__YOUR GOAL__
Print every entry word for word, but omit the pictures.

[Items from an interface collection]
-----

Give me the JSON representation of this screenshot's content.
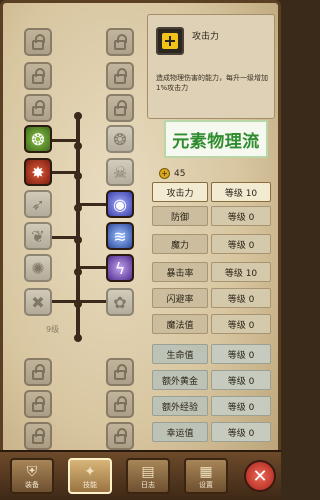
{
  "skill": {
    "title": "攻击力",
    "description": "造成物理伤害的能力，每升一级增加1%攻击力"
  },
  "banner_text": "元素物理流",
  "points": {
    "value": "45",
    "coin_icon": "plus-coin-icon"
  },
  "divider_label": "9级",
  "stats": [
    {
      "name": "攻击力",
      "level": "等级 10"
    },
    {
      "name": "防御",
      "level": "等级 0"
    },
    {
      "name": "魔力",
      "level": "等级 0"
    },
    {
      "name": "暴击率",
      "level": "等级 10"
    },
    {
      "name": "闪避率",
      "level": "等级 0"
    },
    {
      "name": "魔法值",
      "level": "等级 0"
    },
    {
      "name": "生命值",
      "level": "等级 0"
    },
    {
      "name": "额外黄金",
      "level": "等级 0"
    },
    {
      "name": "额外经验",
      "level": "等级 0"
    },
    {
      "name": "幸运值",
      "level": "等级 0"
    }
  ],
  "nav": [
    {
      "label": "装备",
      "icon": "shield-icon"
    },
    {
      "label": "技能",
      "icon": "skill-icon"
    },
    {
      "label": "日志",
      "icon": "book-icon"
    },
    {
      "label": "设置",
      "icon": "map-icon"
    }
  ],
  "close_icon": "close-icon",
  "colors": {
    "banner_text": "#2f8c2f",
    "accent": "#f2c21a",
    "close": "#c8342a"
  }
}
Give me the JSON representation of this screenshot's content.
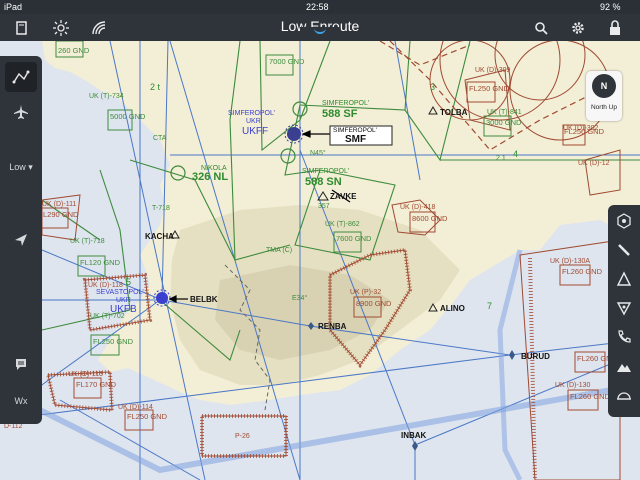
{
  "status_bar": {
    "carrier": "iPad",
    "time": "22:58",
    "battery": "92 %"
  },
  "top_bar": {
    "title": "Low Enroute",
    "icons": [
      "documents-icon",
      "brightness-icon",
      "signal-icon",
      "search-icon",
      "settings-icon",
      "lock-icon"
    ]
  },
  "left_toolbar": {
    "layer_label": "Low ▾",
    "wx_label": "Wx"
  },
  "compass": {
    "label": "N",
    "text": "North Up"
  },
  "map": {
    "places": [
      "KACHA",
      "BELBK",
      "RENBA",
      "ALINO",
      "BURUD",
      "INBAK",
      "ZAVKE",
      "TOLBA"
    ],
    "airport_labels": [
      "SIMFEROPOL'",
      "UKR",
      "UKFF",
      "SEVASTOPOL'",
      "UKR",
      "UKFB"
    ],
    "vor_boxes": [
      {
        "name": "SIMFEROPOL'",
        "freq": "588 SF"
      },
      {
        "name": "SIMFEROPOL'",
        "freq": "588 SN"
      },
      {
        "name": "NIKOLA",
        "freq": "326 NL"
      },
      {
        "name": "SIMFEROPOL'",
        "ident": "SMF"
      }
    ],
    "airspace_labels": [
      "UK (T)-734",
      "UK (T)-718",
      "UK (T)-862",
      "UK (T)-702",
      "UK (D)-111",
      "UK (D)-118",
      "UK (D)-113",
      "UK (D)-114",
      "UK (D)-418",
      "UK (P)-32",
      "UK (D)-130A",
      "UK (D)-130",
      "UK (D)-302",
      "UK (D)-12",
      "UK (T)-841",
      "UK (D)-309",
      "D-112",
      "T-718",
      "P-26",
      "N45°",
      "E34°",
      "TMA (C)",
      "CTA"
    ],
    "altitude_blocks": [
      "7000 GND",
      "5000 GND",
      "260 GND",
      "L290 GND",
      "FL250 GND",
      "FL170 GND",
      "FL250 GND",
      "FL120 GND",
      "7600 GND",
      "8600 GND",
      "8900 GND",
      "FL260 GND",
      "FL260 GND",
      "FL260 GND",
      "FL250 GND",
      "3000 GND",
      "FL250 GND"
    ],
    "misc": [
      "2 t",
      "3",
      "5",
      "7",
      "4",
      "2 1",
      "357"
    ]
  },
  "colors": {
    "bar": "#2f343a",
    "water": "#dfe5ee",
    "land": "#f3eed6",
    "airway": "#3d8b3d",
    "route_blue": "#4a78c8",
    "restricted": "#a04a32",
    "accent": "#3ba3e6"
  }
}
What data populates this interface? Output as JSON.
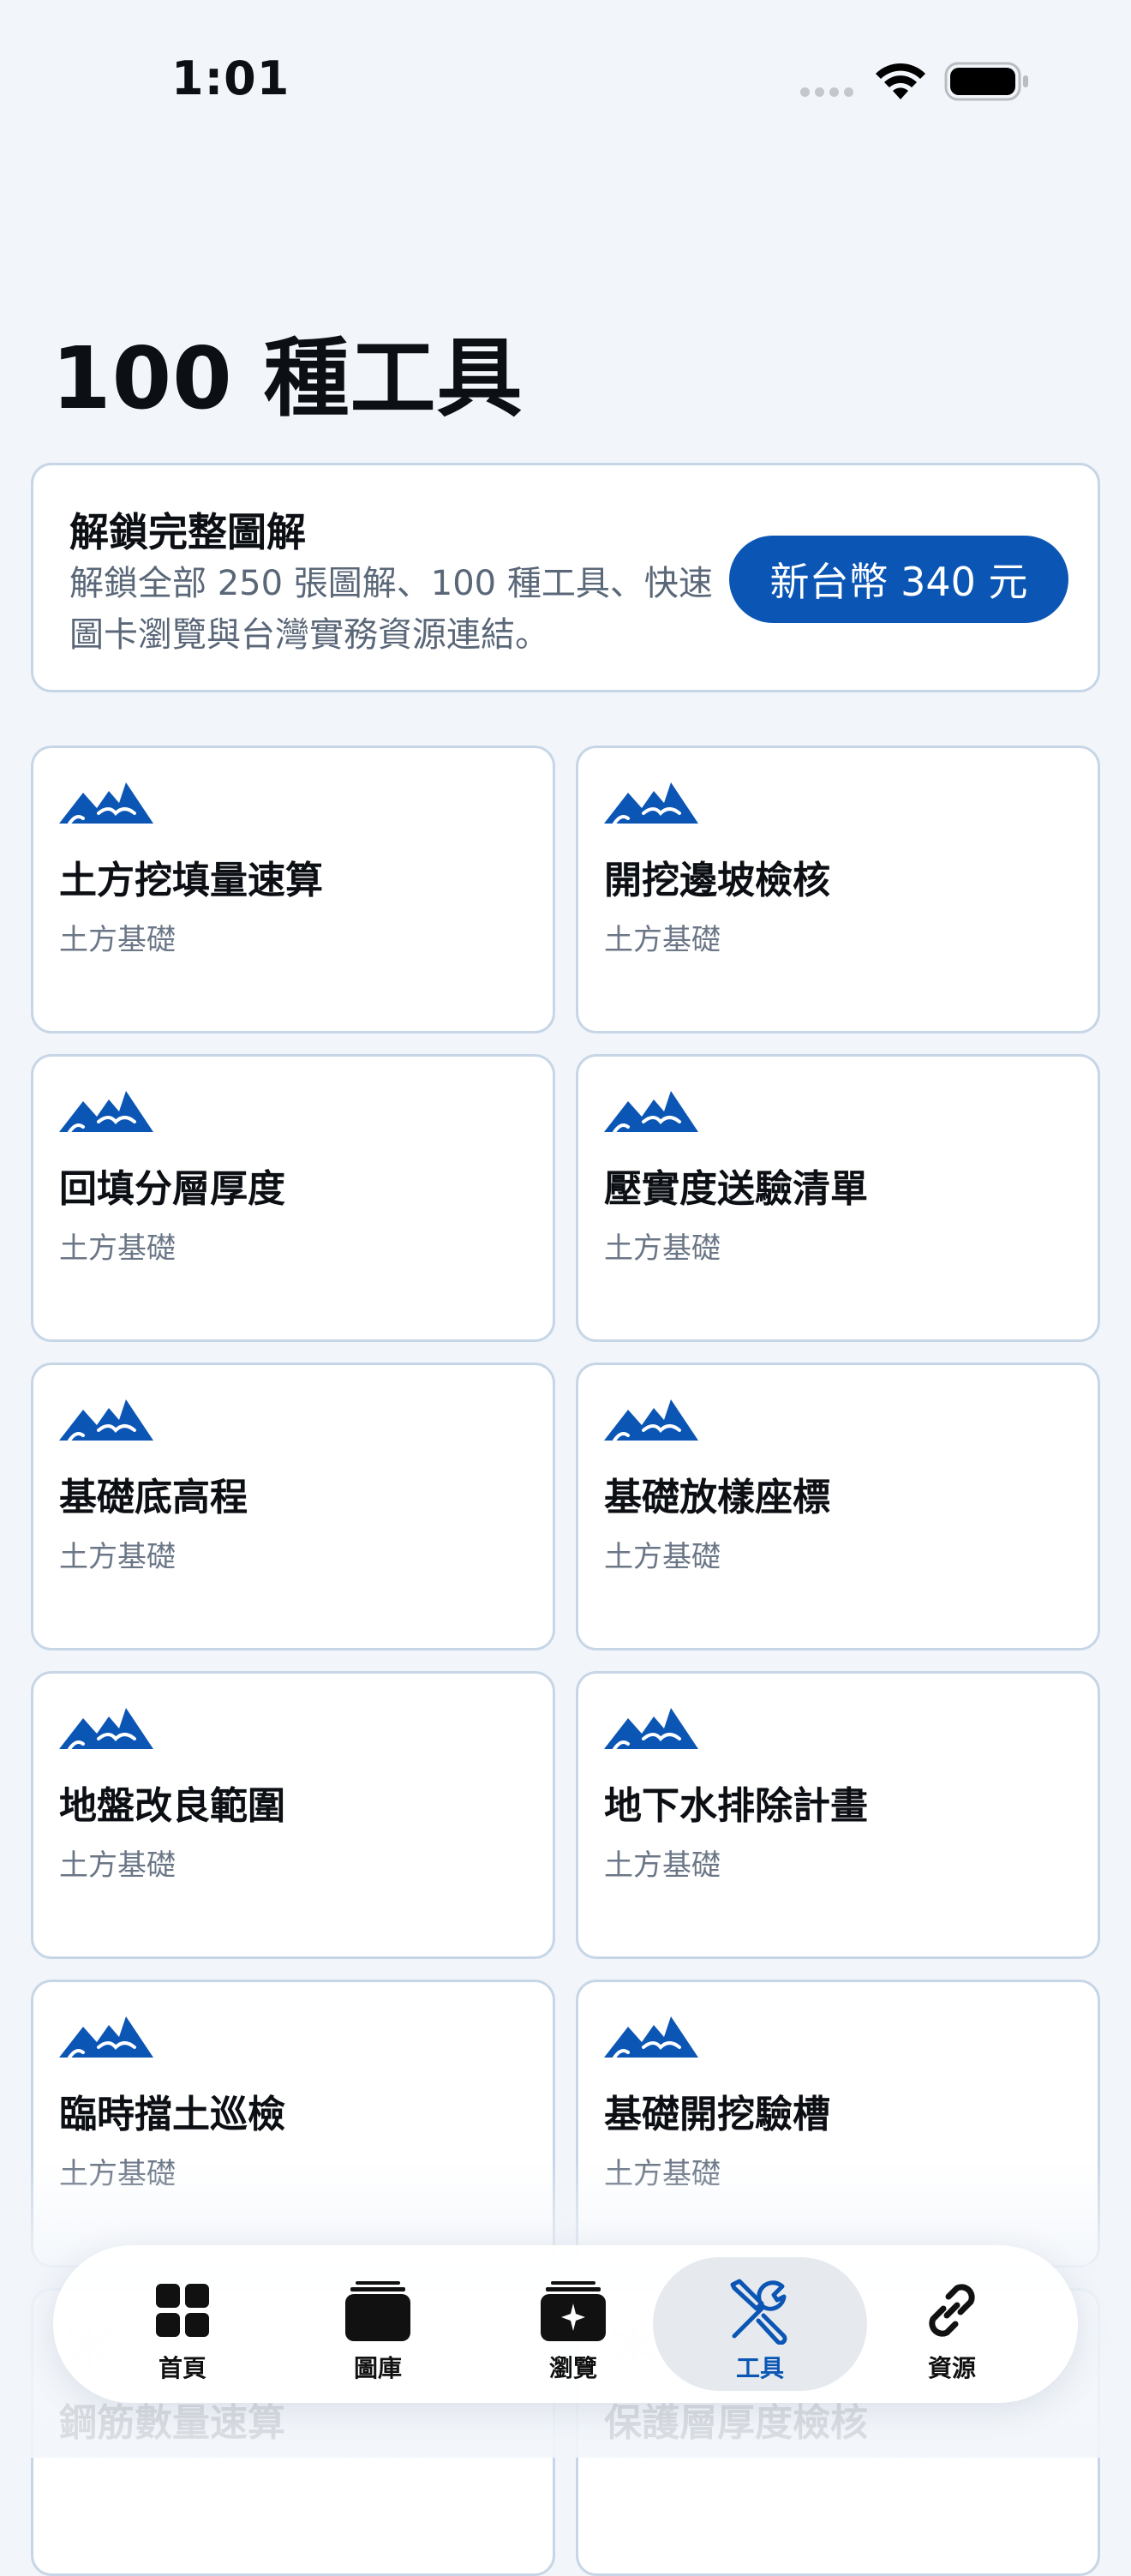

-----

__EXPECTED OUTPUT__
Give me the JSON representation of this screenshot's content.
{
  "skill": {
    "title": "攻击力",
    "description": "造成物理伤害的能力，每升一级增加1%攻击力"
  },
  "banner_text": "元素物理流",
  "points": {
    "value": "45",
    "coin_icon": "plus-coin-icon"
  },
  "divider_label": "9级",
  "stats": [
    {
      "name": "攻击力",
      "level": "等级 10"
    },
    {
      "name": "防御",
      "level": "等级 0"
    },
    {
      "name": "魔力",
      "level": "等级 0"
    },
    {
      "name": "暴击率",
      "level": "等级 10"
    },
    {
      "name": "闪避率",
      "level": "等级 0"
    },
    {
      "name": "魔法值",
      "level": "等级 0"
    },
    {
      "name": "生命值",
      "level": "等级 0"
    },
    {
      "name": "额外黄金",
      "level": "等级 0"
    },
    {
      "name": "额外经验",
      "level": "等级 0"
    },
    {
      "name": "幸运值",
      "level": "等级 0"
    }
  ],
  "nav": [
    {
      "label": "装备",
      "icon": "shield-icon"
    },
    {
      "label": "技能",
      "icon": "skill-icon"
    },
    {
      "label": "日志",
      "icon": "book-icon"
    },
    {
      "label": "设置",
      "icon": "map-icon"
    }
  ],
  "close_icon": "close-icon",
  "colors": {
    "banner_text": "#2f8c2f",
    "accent": "#f2c21a",
    "close": "#c8342a"
  }
}
Give me the JSON representation of this screenshot's content.
{
  "status_bar": {
    "carrier": "iPad",
    "time": "22:58",
    "battery": "92 %"
  },
  "top_bar": {
    "title": "Low Enroute",
    "icons": [
      "documents-icon",
      "brightness-icon",
      "signal-icon",
      "search-icon",
      "settings-icon",
      "lock-icon"
    ]
  },
  "left_toolbar": {
    "layer_label": "Low ▾",
    "wx_label": "Wx"
  },
  "compass": {
    "label": "N",
    "text": "North Up"
  },
  "map": {
    "places": [
      "KACHA",
      "BELBK",
      "RENBA",
      "ALINO",
      "BURUD",
      "INBAK",
      "ZAVKE",
      "TOLBA"
    ],
    "airport_labels": [
      "SIMFEROPOL'",
      "UKR",
      "UKFF",
      "SEVASTOPOL'",
      "UKR",
      "UKFB"
    ],
    "vor_boxes": [
      {
        "name": "SIMFEROPOL'",
        "freq": "588 SF"
      },
      {
        "name": "SIMFEROPOL'",
        "freq": "588 SN"
      },
      {
        "name": "NIKOLA",
        "freq": "326 NL"
      },
      {
        "name": "SIMFEROPOL'",
        "ident": "SMF"
      }
    ],
    "airspace_labels": [
      "UK (T)-734",
      "UK (T)-718",
      "UK (T)-862",
      "UK (T)-702",
      "UK (D)-111",
      "UK (D)-118",
      "UK (D)-113",
      "UK (D)-114",
      "UK (D)-418",
      "UK (P)-32",
      "UK (D)-130A",
      "UK (D)-130",
      "UK (D)-302",
      "UK (D)-12",
      "UK (T)-841",
      "UK (D)-309",
      "D-112",
      "T-718",
      "P-26",
      "N45°",
      "E34°",
      "TMA (C)",
      "CTA"
    ],
    "altitude_blocks": [
      "7000 GND",
      "5000 GND",
      "260 GND",
      "L290 GND",
      "FL250 GND",
      "FL170 GND",
      "FL250 GND",
      "FL120 GND",
      "7600 GND",
      "8600 GND",
      "8900 GND",
      "FL260 GND",
      "FL260 GND",
      "FL260 GND",
      "FL250 GND",
      "3000 GND",
      "FL250 GND"
    ],
    "misc": [
      "2 t",
      "3",
      "5",
      "7",
      "4",
      "2 1",
      "357"
    ]
  },
  "colors": {
    "bar": "#2f343a",
    "water": "#dfe5ee",
    "land": "#f3eed6",
    "airway": "#3d8b3d",
    "route_blue": "#4a78c8",
    "restricted": "#a04a32",
    "accent": "#3ba3e6"
  }
}
What data populates this interface? Output as JSON.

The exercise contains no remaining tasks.